Friday, 3 June 2016
Rain, Wind And Saxon Galleys
"'The Romans took us unawares...
"'Suddenly, there they were, two Saxon galleys...
"'It was butchery...
"'...most died and we lost everything, all we had won in two years of work.'"
-Poul and Karen Anderson, The Dog And The Wolf, Chapter XVI, section 2, p. 317.
Do not feel any sympathy. Two years of work means two years of plunder. All that they lost was what others had lost to them. After such a speech, we expect some response from nature and are not disappointed. Right on cue:
"Cold and darkness gnawed..." (ibid.)
We find this appropriate and therefore are surprised by the opening phrase of the following sentence:
"It was wrong weather..."
- but the sentence concludes:
"...for this festival time." (ibid.)

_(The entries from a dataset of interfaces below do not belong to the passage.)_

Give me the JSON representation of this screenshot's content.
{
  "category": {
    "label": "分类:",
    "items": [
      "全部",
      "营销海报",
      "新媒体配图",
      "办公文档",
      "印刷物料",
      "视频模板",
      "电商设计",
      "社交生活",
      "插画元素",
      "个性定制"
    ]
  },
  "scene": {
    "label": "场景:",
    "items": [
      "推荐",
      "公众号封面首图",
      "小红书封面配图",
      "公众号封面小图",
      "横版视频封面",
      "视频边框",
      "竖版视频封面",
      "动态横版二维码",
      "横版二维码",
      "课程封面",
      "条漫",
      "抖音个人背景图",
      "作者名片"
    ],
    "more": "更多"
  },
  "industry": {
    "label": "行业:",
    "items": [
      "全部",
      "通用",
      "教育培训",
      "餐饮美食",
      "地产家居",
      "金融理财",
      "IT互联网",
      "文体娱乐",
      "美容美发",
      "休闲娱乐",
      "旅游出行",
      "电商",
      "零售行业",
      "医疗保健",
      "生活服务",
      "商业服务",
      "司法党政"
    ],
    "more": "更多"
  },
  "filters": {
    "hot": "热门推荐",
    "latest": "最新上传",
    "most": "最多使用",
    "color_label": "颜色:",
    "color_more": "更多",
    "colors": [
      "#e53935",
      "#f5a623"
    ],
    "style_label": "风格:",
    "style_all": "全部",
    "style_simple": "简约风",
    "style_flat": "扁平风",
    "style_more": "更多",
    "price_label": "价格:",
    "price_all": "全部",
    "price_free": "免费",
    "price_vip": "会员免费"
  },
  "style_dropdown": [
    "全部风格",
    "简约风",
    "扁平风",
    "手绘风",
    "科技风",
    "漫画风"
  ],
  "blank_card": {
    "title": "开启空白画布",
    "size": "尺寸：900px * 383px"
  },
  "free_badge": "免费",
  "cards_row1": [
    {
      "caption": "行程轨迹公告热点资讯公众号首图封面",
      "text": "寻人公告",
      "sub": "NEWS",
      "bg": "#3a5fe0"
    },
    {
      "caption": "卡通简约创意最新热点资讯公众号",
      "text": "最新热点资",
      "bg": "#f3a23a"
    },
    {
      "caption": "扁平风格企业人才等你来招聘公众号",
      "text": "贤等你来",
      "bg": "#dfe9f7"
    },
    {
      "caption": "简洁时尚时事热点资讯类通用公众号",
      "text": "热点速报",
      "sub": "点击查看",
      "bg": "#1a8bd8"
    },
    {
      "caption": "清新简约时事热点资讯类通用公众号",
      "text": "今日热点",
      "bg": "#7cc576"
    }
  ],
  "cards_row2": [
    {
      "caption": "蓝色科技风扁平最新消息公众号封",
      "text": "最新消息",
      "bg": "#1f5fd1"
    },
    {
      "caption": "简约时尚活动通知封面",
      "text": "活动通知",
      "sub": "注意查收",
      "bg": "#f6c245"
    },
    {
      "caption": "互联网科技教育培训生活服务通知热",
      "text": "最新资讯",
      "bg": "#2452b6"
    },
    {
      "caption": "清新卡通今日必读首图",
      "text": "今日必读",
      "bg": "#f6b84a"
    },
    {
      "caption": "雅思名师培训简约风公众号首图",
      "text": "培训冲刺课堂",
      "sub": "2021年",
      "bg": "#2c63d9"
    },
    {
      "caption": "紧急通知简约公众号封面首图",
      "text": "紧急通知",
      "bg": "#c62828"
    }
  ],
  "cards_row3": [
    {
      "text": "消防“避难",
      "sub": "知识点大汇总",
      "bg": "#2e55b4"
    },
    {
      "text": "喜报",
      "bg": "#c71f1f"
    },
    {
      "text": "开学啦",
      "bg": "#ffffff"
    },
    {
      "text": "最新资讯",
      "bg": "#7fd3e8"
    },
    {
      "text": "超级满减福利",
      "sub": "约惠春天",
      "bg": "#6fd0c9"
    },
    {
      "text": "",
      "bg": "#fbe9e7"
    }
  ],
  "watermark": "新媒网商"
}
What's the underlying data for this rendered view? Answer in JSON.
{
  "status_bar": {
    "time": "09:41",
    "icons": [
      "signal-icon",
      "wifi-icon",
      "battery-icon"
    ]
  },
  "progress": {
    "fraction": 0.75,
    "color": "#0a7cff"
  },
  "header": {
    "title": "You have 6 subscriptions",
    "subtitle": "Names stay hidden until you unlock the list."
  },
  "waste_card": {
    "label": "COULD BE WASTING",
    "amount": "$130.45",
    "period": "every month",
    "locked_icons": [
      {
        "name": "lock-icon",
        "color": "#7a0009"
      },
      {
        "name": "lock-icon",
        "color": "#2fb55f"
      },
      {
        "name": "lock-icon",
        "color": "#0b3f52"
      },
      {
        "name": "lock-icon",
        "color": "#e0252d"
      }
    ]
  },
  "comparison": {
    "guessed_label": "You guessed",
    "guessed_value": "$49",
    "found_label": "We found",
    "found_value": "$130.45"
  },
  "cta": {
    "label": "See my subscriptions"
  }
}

It is nevertheless right for the bearing of bad news. To add insult to injury, the two Saxon galleys are recognized as the very two that were recently captured from Niall himself when he raided the site of Ys and was ambushed there. It is suggested that whoever captured the ships might have sold them to someone else but Niall replies:
"'They would not'...a gust of wind keened at the words." (p. 318)
The wind that has seemed to comment before does so again. It is like a Greek chorus in the Andersons' text. Niall knows that Grallon, the King of Ys, is behind it. Niall has destroyed Ys and it still haunts him.
Shortly afterwards, Niall reflects:
"...time slips through our fingers till at last we hold no more of it." (p. 320)
His druid companion replies to this unspoken thought:
"'A name can abide...'" (ibid.)
- and we remember:
"Kine die, kinfolk die...
"This I know that never dies:
"How dead men's deeds are deemed."